[Provided data]
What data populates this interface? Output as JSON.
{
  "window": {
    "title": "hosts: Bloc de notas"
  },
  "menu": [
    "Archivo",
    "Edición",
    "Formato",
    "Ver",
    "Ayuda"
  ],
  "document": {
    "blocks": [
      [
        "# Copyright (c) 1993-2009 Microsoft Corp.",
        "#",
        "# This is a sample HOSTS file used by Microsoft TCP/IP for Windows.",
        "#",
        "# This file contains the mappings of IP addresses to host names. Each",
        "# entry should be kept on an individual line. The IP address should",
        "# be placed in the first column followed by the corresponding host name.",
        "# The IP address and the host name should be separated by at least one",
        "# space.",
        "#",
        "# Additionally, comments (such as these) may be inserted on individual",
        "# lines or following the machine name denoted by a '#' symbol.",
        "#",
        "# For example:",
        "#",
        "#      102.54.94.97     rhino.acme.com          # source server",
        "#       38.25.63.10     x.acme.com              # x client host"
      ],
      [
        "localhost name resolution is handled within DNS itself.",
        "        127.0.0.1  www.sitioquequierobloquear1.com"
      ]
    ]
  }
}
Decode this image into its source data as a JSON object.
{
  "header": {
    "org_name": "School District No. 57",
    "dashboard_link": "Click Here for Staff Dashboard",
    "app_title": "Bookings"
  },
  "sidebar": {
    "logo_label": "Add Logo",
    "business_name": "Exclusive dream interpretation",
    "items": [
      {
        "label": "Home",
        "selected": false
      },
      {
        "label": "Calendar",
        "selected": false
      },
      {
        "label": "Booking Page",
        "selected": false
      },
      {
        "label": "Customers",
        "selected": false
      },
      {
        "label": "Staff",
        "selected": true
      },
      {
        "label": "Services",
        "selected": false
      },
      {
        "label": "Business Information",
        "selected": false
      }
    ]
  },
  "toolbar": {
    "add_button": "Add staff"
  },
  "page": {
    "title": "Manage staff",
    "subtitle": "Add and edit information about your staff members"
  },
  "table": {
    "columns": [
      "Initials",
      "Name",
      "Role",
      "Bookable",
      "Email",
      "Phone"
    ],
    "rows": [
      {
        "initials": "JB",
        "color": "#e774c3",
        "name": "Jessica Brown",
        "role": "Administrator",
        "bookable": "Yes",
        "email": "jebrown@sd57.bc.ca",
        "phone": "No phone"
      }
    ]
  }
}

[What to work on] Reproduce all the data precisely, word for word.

[Answer for this exercise]
What data populates this interface? Output as JSON.
{
  "window": {
    "title": "hosts: Bloc de notas"
  },
  "menu": [
    "Archivo",
    "Edición",
    "Formato",
    "Ver",
    "Ayuda"
  ],
  "document": {
    "blocks": [
      [
        "# Copyright (c) 1993-2009 Microsoft Corp.",
        "#",
        "# This is a sample HOSTS file used by Microsoft TCP/IP for Windows.",
        "#",
        "# This file contains the mappings of IP addresses to host names. Each",
        "# entry should be kept on an individual line. The IP address should",
        "# be placed in the first column followed by the corresponding host name.",
        "# The IP address and the host name should be separated by at least one",
        "# space.",
        "#",
        "# Additionally, comments (such as these) may be inserted on individual",
        "# lines or following the machine name denoted by a '#' symbol.",
        "#",
        "# For example:",
        "#",
        "#      102.54.94.97     rhino.acme.com          # source server",
        "#       38.25.63.10     x.acme.com              # x client host"
      ],
      [
        "localhost name resolution is handled within DNS itself.",
        "        127.0.0.1  www.sitioquequierobloquear1.com"
      ]
    ]
  }
}
Decode this image into its source data as a JSON object.
{
  "header": {
    "org_name": "School District No. 57",
    "dashboard_link": "Click Here for Staff Dashboard",
    "app_title": "Bookings"
  },
  "sidebar": {
    "logo_label": "Add Logo",
    "business_name": "Exclusive dream interpretation",
    "items": [
      {
        "label": "Home",
        "selected": false
      },
      {
        "label": "Calendar",
        "selected": false
      },
      {
        "label": "Booking Page",
        "selected": false
      },
      {
        "label": "Customers",
        "selected": false
      },
      {
        "label": "Staff",
        "selected": true
      },
      {
        "label": "Services",
        "selected": false
      },
      {
        "label": "Business Information",
        "selected": false
      }
    ]
  },
  "toolbar": {
    "add_button": "Add staff"
  },
  "page": {
    "title": "Manage staff",
    "subtitle": "Add and edit information about your staff members"
  },
  "table": {
    "columns": [
      "Initials",
      "Name",
      "Role",
      "Bookable",
      "Email",
      "Phone"
    ],
    "rows": [
      {
        "initials": "JB",
        "color": "#e774c3",
        "name": "Jessica Brown",
        "role": "Administrator",
        "bookable": "Yes",
        "email": "jebrown@sd57.bc.ca",
        "phone": "No phone"
      }
    ]
  }
}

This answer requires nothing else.